inspirational is Michael Palin with his spirit of adventure, great sense
of humor and ability to connect with local people.
Palin's journey shows us how people across different ethnicities and
cultures have one thing in common - the 30 degree longitude (as he
travels along this route from North Pole to South Pole). It gives us a
sense of how in spite of our differences in race, religion and culture
we still share the same planet.
We can learn the political, social and economic situations unfolding in
those countries during early nineties. The world has changed a lot since
Palin's journey but his adventures will always be relevant regardless of
This vicarious experience inspires me to embark on a real adventure.
Along the way, from snow to savannah, from Norway to Nairobi, the charm of Palin's travels comes from the unassuming way he interacts with the people he meets on route. His personality carries the relatively unstructured travalog along on a sea of well-meaning interest and curiosity. He tells us when he's tired, anxious, and bored. We are touched by the genuine friendships he makes, however fleetingly, and the partings are often touching. In Pole to Pole the meat of the journey is Africa and we travel from relatively cosmopolitan Egypt to what in politically incorrect days was referred to as Darkest Africa. Even in 1991 witchdoctors outnumbered the western kind, and random violence was never far from view. Indeed, at one point Palin stays with a European estate owner in Zambia and his family and after the visit is concluded we learn from the voice-over that they were slaughtered six months later.
I spent a few formative years in southern Africa and it was shocking to me to see how little had changed since last I saw it. If anything, most of the change was for the worse: the old trains and buses simply have grown older, the disorder greater. Only in South Africa did time seem to have moved on. For the casual viewer the sheer range of experience in Africa should be fascinating, even though we get the merest glimpse. How can one capture a continent in just a few minutes of video? Like many people, I suspect, my favorite moments were of Palin sitting on top of the slow train creaking its way through Sudan, talking with those who can't afford to travel any other way, and seeming perfectly at home. Somehow Palin makes us forget how unlikely it all is: a well-paid BBC personality squatting among the illiterate and impoverished, interacting with them as though it were the most natural thing in the world. Perhaps no other TV presenter could really pull it off convincingly.
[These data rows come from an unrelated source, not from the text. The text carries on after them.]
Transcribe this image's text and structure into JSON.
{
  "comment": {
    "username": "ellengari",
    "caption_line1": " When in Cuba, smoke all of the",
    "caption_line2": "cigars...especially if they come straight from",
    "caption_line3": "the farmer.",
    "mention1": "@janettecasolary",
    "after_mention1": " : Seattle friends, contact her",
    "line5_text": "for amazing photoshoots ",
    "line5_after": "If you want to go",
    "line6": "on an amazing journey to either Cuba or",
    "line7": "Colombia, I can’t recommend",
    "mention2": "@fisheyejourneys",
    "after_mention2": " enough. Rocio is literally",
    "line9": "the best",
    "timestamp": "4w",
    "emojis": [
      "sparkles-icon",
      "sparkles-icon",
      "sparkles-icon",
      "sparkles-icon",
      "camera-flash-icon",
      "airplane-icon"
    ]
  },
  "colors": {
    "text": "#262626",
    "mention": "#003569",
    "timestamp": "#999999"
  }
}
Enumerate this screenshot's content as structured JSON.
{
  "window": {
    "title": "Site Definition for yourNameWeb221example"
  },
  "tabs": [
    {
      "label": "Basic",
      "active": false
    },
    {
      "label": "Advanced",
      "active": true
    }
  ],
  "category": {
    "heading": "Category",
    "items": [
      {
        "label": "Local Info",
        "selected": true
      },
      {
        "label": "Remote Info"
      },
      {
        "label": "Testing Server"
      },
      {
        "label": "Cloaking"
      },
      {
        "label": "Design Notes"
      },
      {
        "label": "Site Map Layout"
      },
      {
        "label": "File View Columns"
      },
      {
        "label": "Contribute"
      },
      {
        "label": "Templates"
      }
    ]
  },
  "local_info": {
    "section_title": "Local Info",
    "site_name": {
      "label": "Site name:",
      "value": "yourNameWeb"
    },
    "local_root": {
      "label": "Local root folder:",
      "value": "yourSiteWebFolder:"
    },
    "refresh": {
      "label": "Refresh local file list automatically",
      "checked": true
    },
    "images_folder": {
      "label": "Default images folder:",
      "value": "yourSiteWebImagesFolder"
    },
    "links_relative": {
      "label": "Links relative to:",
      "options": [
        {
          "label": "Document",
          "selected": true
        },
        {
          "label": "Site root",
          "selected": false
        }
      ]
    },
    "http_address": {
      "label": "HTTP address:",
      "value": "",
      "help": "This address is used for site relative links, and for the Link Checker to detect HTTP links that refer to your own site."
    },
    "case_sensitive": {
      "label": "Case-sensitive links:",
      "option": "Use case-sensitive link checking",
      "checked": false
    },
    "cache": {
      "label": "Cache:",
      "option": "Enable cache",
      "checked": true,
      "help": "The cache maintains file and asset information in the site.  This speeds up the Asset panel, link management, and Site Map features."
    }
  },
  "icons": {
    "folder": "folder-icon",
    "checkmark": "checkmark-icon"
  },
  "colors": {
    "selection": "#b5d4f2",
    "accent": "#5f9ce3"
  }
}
In the end the "hook" seems a little forced: Palin flies in to the north pole and he flies in to the south pole. It's not really much of an epic journey but it was more hazardous than it might seem: when he made the trip to the South Pole there was inadequate navigation and infrastructure and it would have been all too easy for him to have perished due to half-baked preparation and execution on the part of those tasked with ferrying him around. Fortunately all survived and went on to make several other telejourneys to various parts of the world; journeys which are now slowly being remastered onto DVD and released by the BBC. If you don't have the chance to travel much beyond the usual tourist haunts, by all means pick up a copy of Palin's travels and experience the sights, sounds, and people you will otherwise never know of.
I can't give it a 5 because the BBC pressed a number of defective discs. I had to re-order three different times, and each one was corrupted at the same place on the disc. I had to keep the last disc I ordered, as I missed the deadline to return it.
I really liked the content, but I wish I had a disc that worked properly and didn't freeze and skip.